» **EXERCISE OBJECTIVE**: Your task is to copy every line of the records below that contains "label".

[PROVIDED DATA Boundary: Start]

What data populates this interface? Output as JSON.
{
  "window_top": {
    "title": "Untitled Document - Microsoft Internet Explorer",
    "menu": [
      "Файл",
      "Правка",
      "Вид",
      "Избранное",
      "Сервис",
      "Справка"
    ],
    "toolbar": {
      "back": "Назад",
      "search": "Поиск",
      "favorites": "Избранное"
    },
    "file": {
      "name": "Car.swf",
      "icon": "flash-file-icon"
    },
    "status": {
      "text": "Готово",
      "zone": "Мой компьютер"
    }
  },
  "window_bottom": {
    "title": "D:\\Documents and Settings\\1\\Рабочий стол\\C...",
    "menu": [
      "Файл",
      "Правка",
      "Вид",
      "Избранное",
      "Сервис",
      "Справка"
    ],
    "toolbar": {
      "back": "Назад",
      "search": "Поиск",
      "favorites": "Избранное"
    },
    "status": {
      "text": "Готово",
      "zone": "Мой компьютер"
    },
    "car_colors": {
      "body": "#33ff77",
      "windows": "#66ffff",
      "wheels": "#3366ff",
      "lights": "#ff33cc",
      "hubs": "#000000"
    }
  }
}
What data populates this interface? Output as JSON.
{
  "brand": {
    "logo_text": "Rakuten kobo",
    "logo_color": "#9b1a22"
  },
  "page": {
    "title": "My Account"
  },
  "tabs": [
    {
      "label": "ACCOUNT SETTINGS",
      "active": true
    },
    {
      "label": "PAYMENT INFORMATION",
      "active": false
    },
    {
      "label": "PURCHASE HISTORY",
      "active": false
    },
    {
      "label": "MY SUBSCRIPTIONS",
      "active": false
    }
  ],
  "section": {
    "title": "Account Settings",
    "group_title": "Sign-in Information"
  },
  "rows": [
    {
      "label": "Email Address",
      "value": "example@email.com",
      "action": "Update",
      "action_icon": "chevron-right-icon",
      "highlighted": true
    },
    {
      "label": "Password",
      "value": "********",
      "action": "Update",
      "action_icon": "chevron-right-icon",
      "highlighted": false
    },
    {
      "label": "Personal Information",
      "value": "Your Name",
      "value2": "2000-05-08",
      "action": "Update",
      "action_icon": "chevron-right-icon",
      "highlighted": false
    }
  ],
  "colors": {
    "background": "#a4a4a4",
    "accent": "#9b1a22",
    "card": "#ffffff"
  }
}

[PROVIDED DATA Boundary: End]

» **SOLUTION FOR THIS EXERCISE**:
      "label": "ACCOUNT SETTINGS",
      "label": "PAYMENT INFORMATION",
      "label": "PURCHASE HISTORY",
      "label": "MY SUBSCRIPTIONS",
      "label": "Email Address",
      "label": "Password",
      "label": "Personal Information",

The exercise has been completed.